Using a qualitative approach, Sören has therefore examined some young musician's transitions from education to employment. Interest in the problem area comes from his own career as a musician and teacher of Music Production at Dalarna University.

Sören has examined how young musicians created stories about their careers, and then compared that to how they established themselves in the workplace. Empirical data collection was carried out between 2007-2011. This was a time when user-generated content on media platforms on the internet developed, which had an impact on the results.


First, Sören conducted two group interviews with students in music classes at their last year in upper secondary schools in Sweden. After that he conducted ethnographically inspired case studies of two students establishments as a classical musician and as a popular musician.

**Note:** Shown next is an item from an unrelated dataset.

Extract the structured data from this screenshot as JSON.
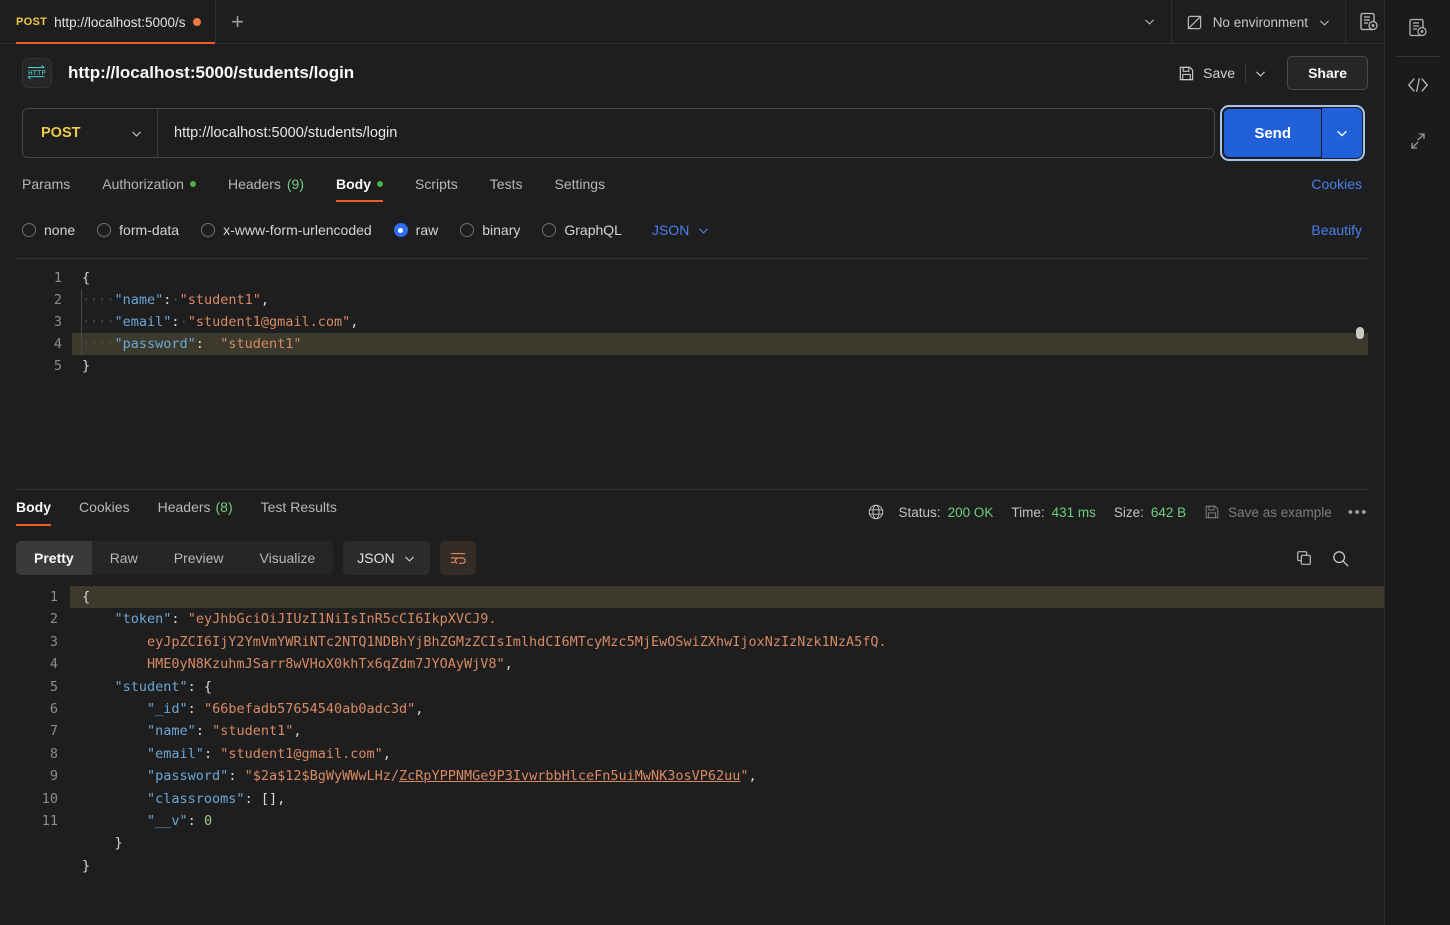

The analysis of the empirical data is based partly on Howard Becker's sociological theory of how art worlds changes, and partly on Jerome Bruner's cultural psychological theory of how individuals construct autobiographies. Theory about how musician perform music, developed in the field of music education, has also been used as music performances in various mediatised forms are included in the study.

Results so far

The results show that the musicians in the case studies took responsibility for their own media productions and communicated publicly using various media platforms.

Interestingly, the musician's videotaped performances, distributed via YouTube, had significance for the reception of the musicians image.

There were differences between how the young musicians created the stories of their careers. For example, they used different metaphors such as "race" and "journey". But there were also similarities in terms of how the musicians established themselves.

Both musicians established themselves by creating access to physical concert venues with high reputation through collaborations between music colleges and concert producers. This was unexpected in the case of the popular musician due to all students' beliefs with respect to the original interviews.

Sören compiles the results in a two-part model that differ how musicians create stories about their careers as opposed to how they establish themselves. The model can be used for further research and education about musicians performances, career paths and learning.

About the PhD Student

Sören Johansson is a Swedish musician, who is part of the ensemble Bortalaget. He has previously been a member of Trance Dance and Peter Carlsson & Blå Grodorna.

After studying at the Royal College of Music in Stockholm, he freelance as a musician. He plays among other things drums, vibraphone and guitar.

Sören is a resident of Falun and is employed by the University of Dalarna, where he teaches the subject of music production. The doctoral studies are conducted at KMH in cooperation with Stockholm University.